- An Eternal Struggle: How the National Action Party Transformed Mexican Politics
Like any book written on the Partido Acción Nacional (PAN) since 2000, Ard begins (and ends) this study by evoking images of the presidential victory of Vicente Fox. The PAN victory is widely recognized as an important watershed in modern Mexican history, although many treatments of the period from 2000 to the present have been either journalistic or polemical in substance. Since the colonial period, the cleavage and sometimes convergence between the interests of the Church and the ruling elite has been a contentious issue. The mid-nineteenth century legal reforms of Benito Juárez marked out new lines of battle between the Church and liberal politicians. Specific prohibitions against Church participation in various forms of civic life, embodied in Articles 3 and 130 of the Constitution of 1917, gave rise to the Cristero War of the 1920s and the Sinarquista movement of the 1930s and 1940s. These militant responses to revolutionary reforms, described in the early chapters, are a useful counterpoint to the political strategy undertaken by the PAN since its foundation in 1939. [End Page 292]

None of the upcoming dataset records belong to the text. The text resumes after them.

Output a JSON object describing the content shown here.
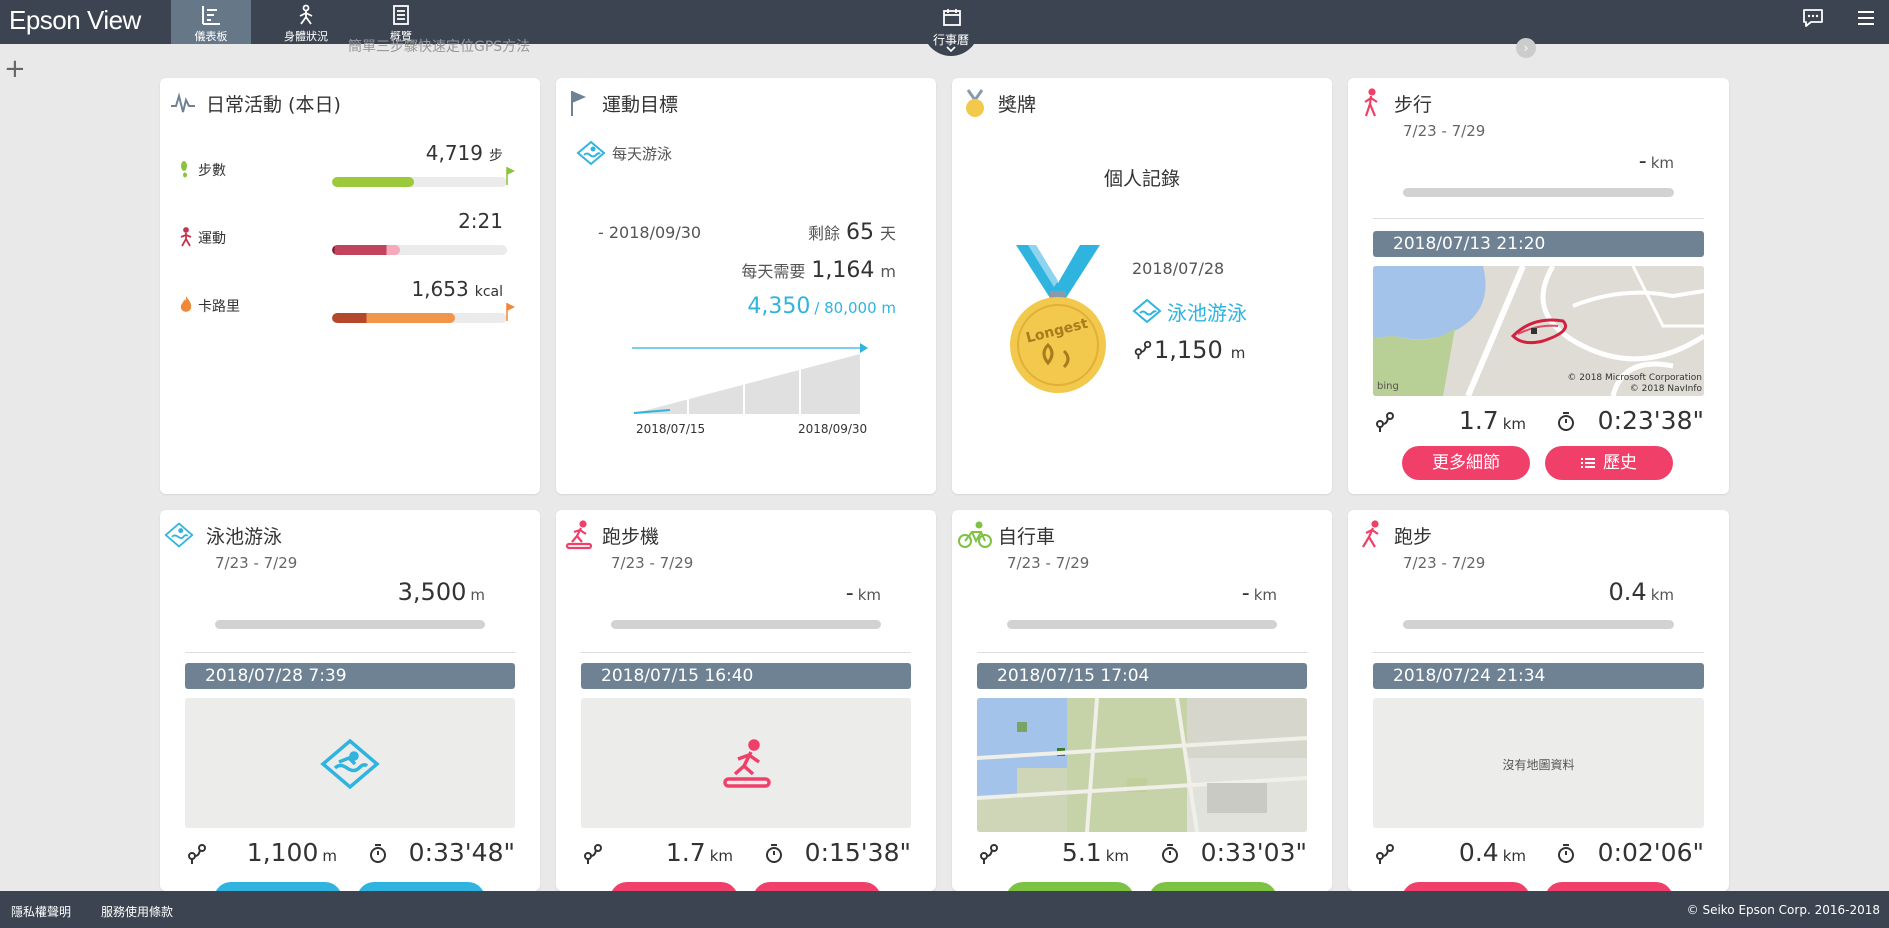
{
  "app": {
    "brand": "Epson View"
  },
  "nav": {
    "tabs": [
      {
        "label": "儀表板"
      },
      {
        "label": "身體狀況"
      },
      {
        "label": "概覽"
      }
    ],
    "calendar": "行事曆"
  },
  "notice": "簡單三步驟快速定位GPS方法",
  "daily": {
    "title": "日常活動 (本日)",
    "steps": {
      "label": "步數",
      "value": "4,719",
      "unit": "步",
      "progress": 0.47
    },
    "exercise": {
      "label": "運動",
      "value": "2:21",
      "progress": 0.39
    },
    "calories": {
      "label": "卡路里",
      "value": "1,653",
      "unit": "kcal",
      "progress": 0.7
    }
  },
  "goal": {
    "title": "運動目標",
    "subtitle": "每天游泳",
    "deadline": "- 2018/09/30",
    "remaining_prefix": "剩餘",
    "remaining_value": "65",
    "remaining_unit": "天",
    "daily_prefix": "每天需要",
    "daily_value": "1,164",
    "daily_unit": "m",
    "progress_value": "4,350",
    "progress_total": "/ 80,000 m",
    "chart_start": "2018/07/15",
    "chart_end": "2018/09/30"
  },
  "medal": {
    "title": "獎牌",
    "record_label": "個人記錄",
    "medal_text": "Longest",
    "date": "2018/07/28",
    "activity": "泳池游泳",
    "distance": "1,150",
    "unit": "m"
  },
  "cards": {
    "walk": {
      "title": "步行",
      "range": "7/23 - 7/29",
      "summary": "-",
      "summary_unit": "km",
      "date": "2018/07/13 21:20",
      "distance": "1.7",
      "distance_unit": "km",
      "time": "0:23'38\"",
      "map_credit1": "© 2018 Microsoft Corporation",
      "map_credit2": "© 2018 NavInfo",
      "map_brand": "bing",
      "btn_more": "更多細節",
      "btn_history": "歷史"
    },
    "swim": {
      "title": "泳池游泳",
      "range": "7/23 - 7/29",
      "summary": "3,500",
      "summary_unit": "m",
      "date": "2018/07/28 7:39",
      "distance": "1,100",
      "distance_unit": "m",
      "time": "0:33'48\""
    },
    "treadmill": {
      "title": "跑步機",
      "range": "7/23 - 7/29",
      "summary": "-",
      "summary_unit": "km",
      "date": "2018/07/15 16:40",
      "distance": "1.7",
      "distance_unit": "km",
      "time": "0:15'38\""
    },
    "bike": {
      "title": "自行車",
      "range": "7/23 - 7/29",
      "summary": "-",
      "summary_unit": "km",
      "date": "2018/07/15 17:04",
      "distance": "5.1",
      "distance_unit": "km",
      "time": "0:33'03\""
    },
    "run": {
      "title": "跑步",
      "range": "7/23 - 7/29",
      "summary": "0.4",
      "summary_unit": "km",
      "date": "2018/07/24 21:34",
      "no_map": "沒有地圖資料",
      "distance": "0.4",
      "distance_unit": "km",
      "time": "0:02'06\""
    }
  },
  "footer": {
    "privacy": "隱私權聲明",
    "terms": "服務使用條款",
    "copyright": "© Seiko Epson Corp. 2016-2018"
  },
  "colors": {
    "topbar": "#3b4450",
    "pink": "#f0406a",
    "blue": "#2fb4e0",
    "green": "#7dc242",
    "pill": "#6f8294"
  }
}
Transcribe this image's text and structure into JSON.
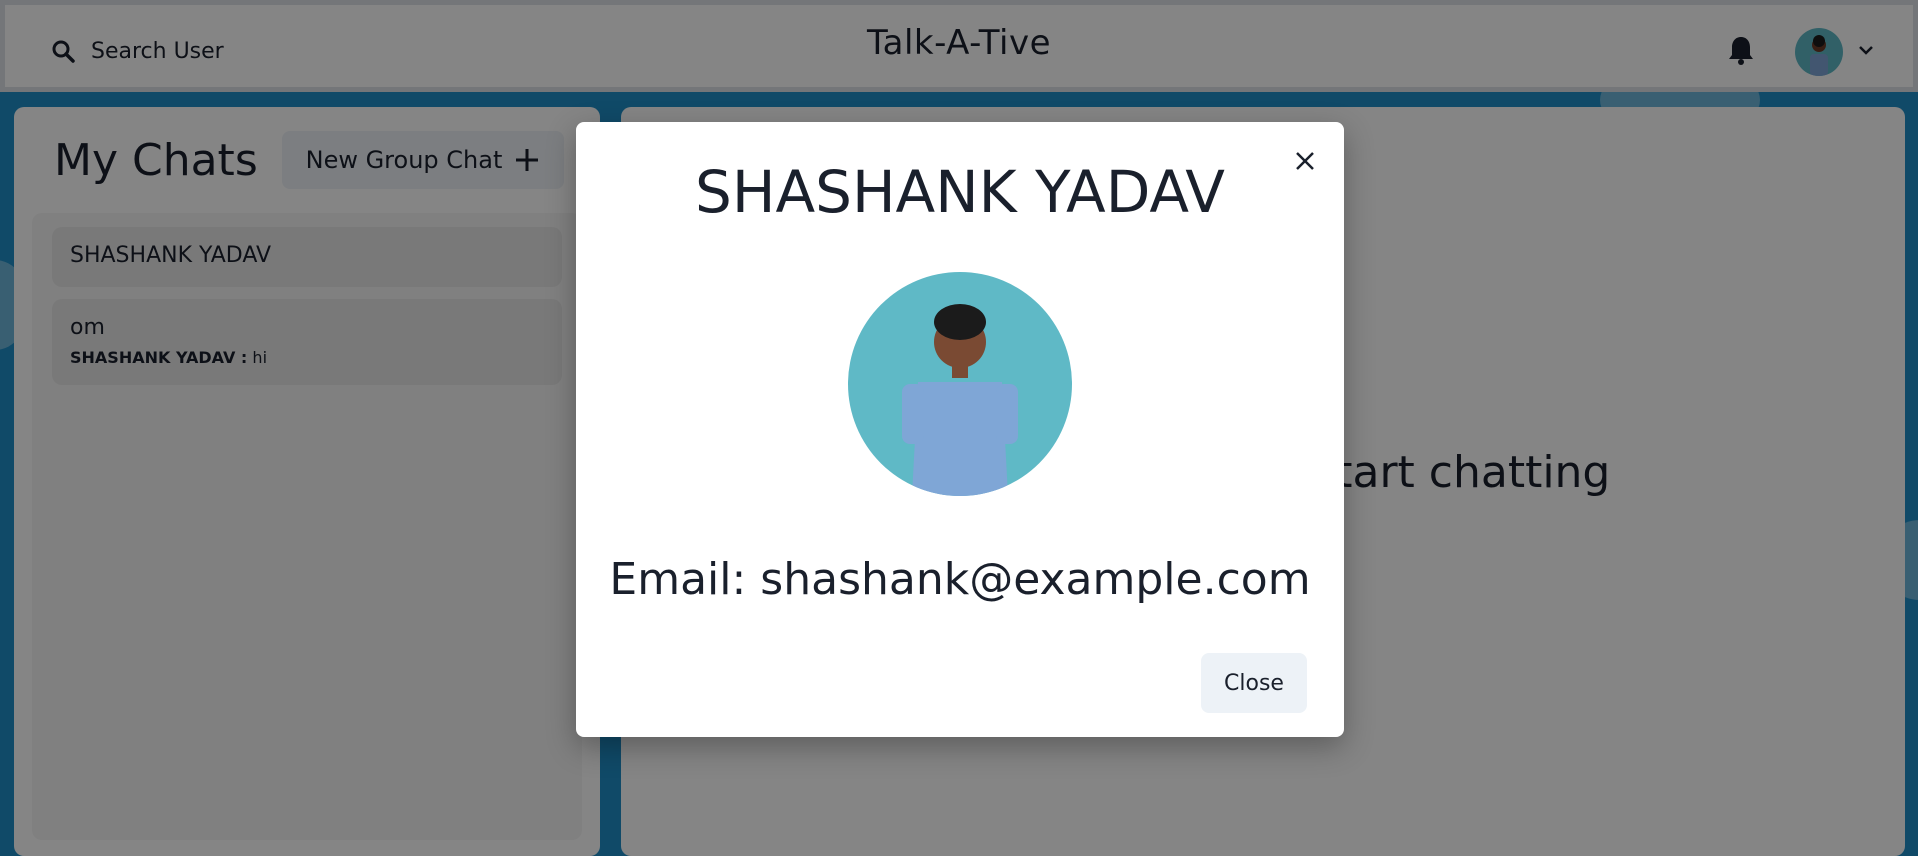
{
  "header": {
    "search_label": "Search User",
    "app_title": "Talk-A-Tive"
  },
  "sidebar": {
    "title": "My Chats",
    "new_group_label": "New Group Chat",
    "chats": [
      {
        "name": "SHASHANK YADAV"
      },
      {
        "name": "om",
        "latest_sender": "SHASHANK YADAV :",
        "latest_message": "hi"
      }
    ]
  },
  "main": {
    "hint_text": "Click on a user to start chatting"
  },
  "modal": {
    "title": "SHASHANK YADAV",
    "email_text": "Email: shashank@example.com",
    "close_label": "Close"
  },
  "icons": {
    "search": "search-icon",
    "bell": "bell-icon",
    "chevron": "chevron-down-icon",
    "plus": "plus-icon",
    "close": "close-icon"
  },
  "colors": {
    "background": "#1f8fc7",
    "text": "#1a202c",
    "button_bg": "#edf2f7"
  }
}
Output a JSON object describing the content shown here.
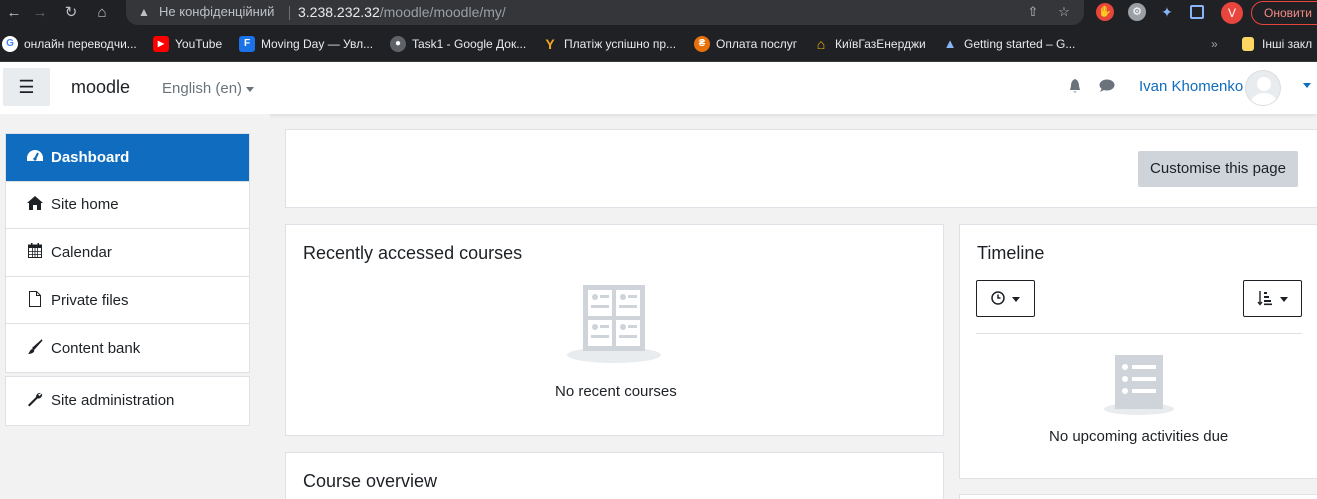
{
  "browser": {
    "not_secure_label": "Не конфіденційний",
    "url_host": "3.238.232.32",
    "url_path": "/moodle/moodle/my/",
    "profile_initial": "V",
    "update_label": "Оновити",
    "bookmarks": [
      {
        "label": "онлайн переводчи...",
        "icon": "google-icon",
        "color": "#ffffff"
      },
      {
        "label": "YouTube",
        "icon": "youtube-icon",
        "color": "#ff0000"
      },
      {
        "label": "Moving Day — Увл...",
        "icon": "f-logo-icon",
        "color": "#1a73e8"
      },
      {
        "label": "Task1 - Google Док...",
        "icon": "globe-icon",
        "color": "#5f6368"
      },
      {
        "label": "Платіж успішно пр...",
        "icon": "y-logo-icon",
        "color": "#f5a623"
      },
      {
        "label": "Оплата послуг",
        "icon": "payment-icon",
        "color": "#e8710a"
      },
      {
        "label": "КиївГазЕнерджи",
        "icon": "house-icon",
        "color": "#fbbc04"
      },
      {
        "label": "Getting started – G...",
        "icon": "graduation-cap-icon",
        "color": "#8ab4f8"
      }
    ],
    "other_bookmarks_label": "Інші закл"
  },
  "navbar": {
    "brand": "moodle",
    "language": "English (en)",
    "username": "Ivan Khomenko"
  },
  "drawer": {
    "items": [
      {
        "label": "Dashboard",
        "icon": "dashboard-icon",
        "active": true
      },
      {
        "label": "Site home",
        "icon": "home-icon",
        "active": false
      },
      {
        "label": "Calendar",
        "icon": "calendar-icon",
        "active": false
      },
      {
        "label": "Private files",
        "icon": "file-icon",
        "active": false
      },
      {
        "label": "Content bank",
        "icon": "paintbrush-icon",
        "active": false
      }
    ],
    "admin_item": {
      "label": "Site administration",
      "icon": "wrench-icon"
    }
  },
  "main": {
    "customise_label": "Customise this page",
    "recent": {
      "title": "Recently accessed courses",
      "empty_text": "No recent courses"
    },
    "timeline": {
      "title": "Timeline",
      "empty_text": "No upcoming activities due"
    },
    "overview": {
      "title": "Course overview"
    }
  },
  "colors": {
    "primary": "#0f6cbf",
    "chrome_bg": "#202124",
    "page_bg": "#f2f2f2"
  }
}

Ard argues that the victory of the PAN marked "the end of a long conversion process, a reconciliation between Mexico's Catholic and Revolutionary political traditions, and the forging of a new national political consensus" (p. x). He emphasizes that the Partido Revolucionario Institucional (PRI) pursued "great party" goals centered mainly on the elimination of opposition and the monopolization of political authority. For its part, the PAN developed as a "system party" since it was mainly concerned with democratic forms and the long-term civic health of Mexican citizens, what PAN leader (and 1952 presidential candidate) Efraín González Luna called "political humanism" (p. 70). When the PAN was founded in the heat of the 1940 presidential succession, there was already a trio of powerful political forces coming out of the Right: Juan Andreu Almazán, Joaquín Amaro, and the Sinarquistas. The PAN was exceedingly wary of rushing into the business of fielding candidates, preferring instead to build Mexican democracy one heart at a time. This strategy, more than any other, accounted for its long years of electoral destitution.
Only in the 1970s did a new group of rising politicians begin to shift the core agenda of the PAN. These neopanistas, among them Manuel J. Clouthier (PAN presidential candidate in 1988) and Vicente Fox, argued that "the strategy should no longer be 'la brega de eternidad'—the eternal struggle—but a fight for power" (p. 100). The metamorphosis of the PAN from a "confessional" party or a "loyal opposition" to a modern political machine intent on winning elections was the crucial historical change for the party. Ard excels in describing this transition.
The vibrancy of this book derives from Ard's first-hand experience with Mexican elections in the 1990s and his interviews of prominent PAN officials during the period. Such sources also contribute to the key weakness of the study. Because Ard has focused his attention on the electoral successes of the PAN in the 1990s, his treatment of the earlier period relies too heavily on secondary materials. His analysis could have been deepened by the addition of archival sources from Mexico and the United States. Notable by its absence is any reference to the private, though accessible, archive of PAN founder Manuel Gómez Morín. Also missing is any direct consultation of consular reports, embassy memoranda or other records of the US Department of State.
Nevertheless, this book ably provides a cogent overview of the political and ideological history of the PAN, rivaling the more massive and historical, though still untranslated, work of Soledad Loaeza. Ard has written a very valuable study of the origins and long-term strategy of the PAN from its foundation in 1939, through its long decades in the wilderness, to the foxista triumph of 2000. It will be of great use to students of democratic transitions...